Fulton County prosecutors OK to seek death penalty for accused Atlanta spa shooter, judge says

People pay theirs respects at a memorial in honor of the victims of the shootings in Atlanta, during a candle vigil.
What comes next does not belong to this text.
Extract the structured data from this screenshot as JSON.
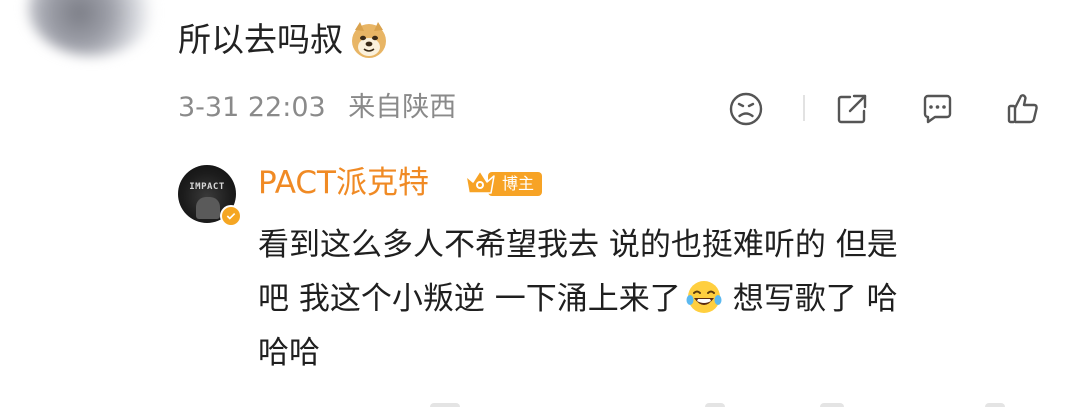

A man already sentenced to life in prison after pleading guilty to fatally shooting four people at a massage business outside Atlanta pleaded not guilty to shooting four others on the same day at two spas inside the city.

Damian Dovarganes / AP Photo

A Fulton County judge is allowing prosecutors to pursue the death penalty against the man accused of committing the 2021 Atlanta spa shootings.

Attorneys for Robert Aaron Long argued last year that he should not be put to death because he was a young adult whose brain had not fully developed at the time of the alleged crimes.

They also claimed that Georgia’s process for the death penalty was unconstitutional.

But Chief Judge Ural Glanville recently denied those motions, allowing Long’s death penalty trial to move forward.

Robert Aaron Long is seen during his arraignment in Fulton County Superior Court on Tuesday, Sept. 28, 2021, in Atlanta. (Elijah Nouvelage/Atlanta Journal-Constitution via AP, Pool)

According to court documents, Glanville found that “neither the federal nor state constitutions prohibit the application of the death penalty against someone who was 21 years old at the time of the alleged offenses.”

Long, now 24, is already serving four consecutive life sentences without the possibility of parole, plus 35 years, for the people he killed at a spa in Cherokee County.

However, he has pleaded not guilty to killing an additional four people, all of whom were women of Asian descent, in Fulton County. District Attorney Fani Willis has said she intends to pursue hate crime sentence enhancements. 

Long’s charges include murder, felony murder, aggravated assault with a deadly weapon, domestic terrorism and possession of a firearm during the commission of a felony.

In 2023, WABE reported that the victims’ families were struggling to navigate the complex legal system.

While death penalty cases almost always take a long time, Long’s case is moving especially slow, because Fulton County is still catching up from COVID delays.

Glanville is also held up in the ongoing organized crime case involving Atlanta rapper Young Thug. His trial is the longest in Georgia’s history.

Meanwhile, a date for Long’s death penalty trial has yet to be set.